As swimming pool owners are learning more about alternative methods of sanitation, we are hearing more questions about salt chlorine generators. Below, we’ve put together answers to a couple of common questions as well as ones that can save you time and money.
It’s important to note, properly maintained salt cell will last 3-5 years; an improperly maintained cell can fail in a year. Considering that salt cells are relatively expensive, we want to make sure you know the basics about prolonging their lifespan so you’ll get the most value for your dollar.
Why do salt cells fail?

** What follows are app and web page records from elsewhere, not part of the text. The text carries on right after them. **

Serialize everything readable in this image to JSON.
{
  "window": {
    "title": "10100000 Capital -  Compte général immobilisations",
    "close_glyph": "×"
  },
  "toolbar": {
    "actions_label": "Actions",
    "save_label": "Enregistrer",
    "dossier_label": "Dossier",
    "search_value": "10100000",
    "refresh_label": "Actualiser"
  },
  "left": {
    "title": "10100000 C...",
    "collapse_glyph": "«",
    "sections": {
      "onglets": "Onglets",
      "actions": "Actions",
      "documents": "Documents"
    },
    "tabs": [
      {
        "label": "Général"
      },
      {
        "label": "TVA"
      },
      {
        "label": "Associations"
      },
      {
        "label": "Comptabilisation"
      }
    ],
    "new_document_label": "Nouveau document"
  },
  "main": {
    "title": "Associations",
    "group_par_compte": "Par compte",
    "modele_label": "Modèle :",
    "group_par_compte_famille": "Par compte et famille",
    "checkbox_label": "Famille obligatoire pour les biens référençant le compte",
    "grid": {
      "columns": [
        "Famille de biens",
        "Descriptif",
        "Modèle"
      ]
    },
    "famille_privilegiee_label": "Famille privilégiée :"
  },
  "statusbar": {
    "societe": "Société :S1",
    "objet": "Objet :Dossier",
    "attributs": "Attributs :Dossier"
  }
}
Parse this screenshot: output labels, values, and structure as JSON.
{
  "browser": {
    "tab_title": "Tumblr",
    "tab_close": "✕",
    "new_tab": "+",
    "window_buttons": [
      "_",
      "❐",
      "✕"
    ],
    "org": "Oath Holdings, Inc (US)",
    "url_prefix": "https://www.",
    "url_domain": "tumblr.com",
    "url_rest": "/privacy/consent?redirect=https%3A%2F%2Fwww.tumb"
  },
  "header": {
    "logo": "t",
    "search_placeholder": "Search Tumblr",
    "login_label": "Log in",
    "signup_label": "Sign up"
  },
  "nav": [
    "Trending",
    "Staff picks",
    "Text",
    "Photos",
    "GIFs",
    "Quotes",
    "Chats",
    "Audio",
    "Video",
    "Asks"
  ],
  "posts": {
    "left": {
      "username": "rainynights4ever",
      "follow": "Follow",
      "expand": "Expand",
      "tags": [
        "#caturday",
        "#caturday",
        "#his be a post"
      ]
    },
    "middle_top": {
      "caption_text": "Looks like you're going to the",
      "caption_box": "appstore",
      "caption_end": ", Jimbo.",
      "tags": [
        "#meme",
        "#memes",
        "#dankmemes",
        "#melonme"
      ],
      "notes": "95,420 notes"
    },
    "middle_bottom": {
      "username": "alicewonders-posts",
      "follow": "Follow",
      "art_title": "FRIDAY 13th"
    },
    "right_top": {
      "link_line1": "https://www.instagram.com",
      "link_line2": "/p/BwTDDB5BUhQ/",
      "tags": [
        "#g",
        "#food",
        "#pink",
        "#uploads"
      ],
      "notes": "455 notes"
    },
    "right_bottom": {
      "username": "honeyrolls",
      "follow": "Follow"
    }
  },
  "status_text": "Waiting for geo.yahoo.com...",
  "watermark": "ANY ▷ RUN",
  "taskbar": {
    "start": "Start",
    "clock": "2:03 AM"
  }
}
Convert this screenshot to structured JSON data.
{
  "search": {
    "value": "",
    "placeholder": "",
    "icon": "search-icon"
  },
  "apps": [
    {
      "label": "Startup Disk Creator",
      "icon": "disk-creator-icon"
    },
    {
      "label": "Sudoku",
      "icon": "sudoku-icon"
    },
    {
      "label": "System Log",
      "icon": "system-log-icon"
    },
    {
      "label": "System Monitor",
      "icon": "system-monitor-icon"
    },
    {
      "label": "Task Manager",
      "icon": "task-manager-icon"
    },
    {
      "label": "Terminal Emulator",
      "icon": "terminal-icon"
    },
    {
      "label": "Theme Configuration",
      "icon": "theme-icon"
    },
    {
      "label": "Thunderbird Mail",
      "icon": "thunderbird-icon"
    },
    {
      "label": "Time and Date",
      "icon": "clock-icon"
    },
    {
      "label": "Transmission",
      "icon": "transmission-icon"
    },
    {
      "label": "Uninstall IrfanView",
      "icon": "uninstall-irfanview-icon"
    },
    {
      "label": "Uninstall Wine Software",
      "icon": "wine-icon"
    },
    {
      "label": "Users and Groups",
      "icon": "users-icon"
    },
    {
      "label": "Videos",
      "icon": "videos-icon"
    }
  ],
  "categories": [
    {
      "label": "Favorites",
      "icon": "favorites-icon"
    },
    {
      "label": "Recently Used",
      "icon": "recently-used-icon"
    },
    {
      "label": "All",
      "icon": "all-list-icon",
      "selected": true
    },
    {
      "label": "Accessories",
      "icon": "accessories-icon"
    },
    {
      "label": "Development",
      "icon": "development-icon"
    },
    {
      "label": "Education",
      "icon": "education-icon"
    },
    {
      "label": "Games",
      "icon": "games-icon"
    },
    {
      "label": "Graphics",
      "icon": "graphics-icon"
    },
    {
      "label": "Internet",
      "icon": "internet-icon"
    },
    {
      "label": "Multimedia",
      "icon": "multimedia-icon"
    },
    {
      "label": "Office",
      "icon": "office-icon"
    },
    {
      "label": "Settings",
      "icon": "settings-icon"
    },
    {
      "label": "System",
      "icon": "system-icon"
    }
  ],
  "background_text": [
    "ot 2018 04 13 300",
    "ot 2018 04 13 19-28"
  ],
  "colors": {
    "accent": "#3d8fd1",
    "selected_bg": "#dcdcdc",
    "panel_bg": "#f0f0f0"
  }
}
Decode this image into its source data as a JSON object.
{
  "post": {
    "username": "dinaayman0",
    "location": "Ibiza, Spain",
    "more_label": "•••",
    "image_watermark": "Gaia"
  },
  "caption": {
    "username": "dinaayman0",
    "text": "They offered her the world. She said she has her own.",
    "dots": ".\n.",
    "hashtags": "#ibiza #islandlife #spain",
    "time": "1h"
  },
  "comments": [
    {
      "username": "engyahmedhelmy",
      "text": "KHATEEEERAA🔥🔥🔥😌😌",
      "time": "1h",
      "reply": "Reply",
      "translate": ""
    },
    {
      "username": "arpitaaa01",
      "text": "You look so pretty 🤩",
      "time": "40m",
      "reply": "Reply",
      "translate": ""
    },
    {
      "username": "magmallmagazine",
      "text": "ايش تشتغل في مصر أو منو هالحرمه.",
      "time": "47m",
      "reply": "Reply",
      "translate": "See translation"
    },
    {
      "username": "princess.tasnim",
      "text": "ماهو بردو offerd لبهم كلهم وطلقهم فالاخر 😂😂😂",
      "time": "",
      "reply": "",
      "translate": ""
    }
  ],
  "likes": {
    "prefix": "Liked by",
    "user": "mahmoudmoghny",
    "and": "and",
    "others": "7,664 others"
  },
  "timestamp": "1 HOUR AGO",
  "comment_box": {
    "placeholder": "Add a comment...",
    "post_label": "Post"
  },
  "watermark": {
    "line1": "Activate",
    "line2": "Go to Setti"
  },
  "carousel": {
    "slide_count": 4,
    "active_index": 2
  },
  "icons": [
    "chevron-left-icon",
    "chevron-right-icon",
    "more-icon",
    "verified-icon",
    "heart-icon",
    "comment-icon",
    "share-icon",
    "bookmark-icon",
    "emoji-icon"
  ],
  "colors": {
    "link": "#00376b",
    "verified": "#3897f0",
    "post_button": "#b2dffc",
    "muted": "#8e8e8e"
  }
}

Salt cells fail for a few different reasons, the main reason being lack of proper maintenance. It is very important to check the cell regularly for excessive buildup. Doing this ensures excess calcium doesn’t become caked on the metallic plates. Use a cleaning kit designed for salt cells to keep the plates clear of buildup. Another common cause of salt cell failure is improper water balance. Be sure to test your pool water regularly using a test kit designed for salt water pools.
Can I replace it myself?
Absolutely, replacing a salt cell is rather simple, and it just involves turning off the pump, disconnecting the cell and replacing it with a new one.
How can I test to see if my cell is working properly?
The easiest way to do this is to test your water balance regularly for the pH and chlorine levels. If the chlorine level is dropping it might mean your salt chlorine generator is not producing enough chlorine. Also, most system control units come with some kind of alert to notify you of low salt and chlorine levels. If this is something you don’t want to worry about, make sure to check the model before you purchase a system.
How can I clean my salt cell?
If your salt cell doesn’t have that much buildup you might be able to clean it with water pressure once its disconnected from the plumbing but if not, then follow these instructions:
To clean your salt cell you need to turn off the power and remove the cell from your plumbing. After you have it removed, you need to mix up one part hydrochloric acid and five parts water in a suitable container (Be sure to wear gloves and eye protection because you’re dealing with acid). Now soak your cell for 3 to 5 minutes and rinse, visually inspect the cell to make sure its clean and replace.
How often should I clean my cell?
Proper maintenance is the key to making anything last longer. To get the most out of your salt cell, we recommend inspecting the cell once a week during heavy use and every other week during the off season. If you notice any buildup, clean as necessary.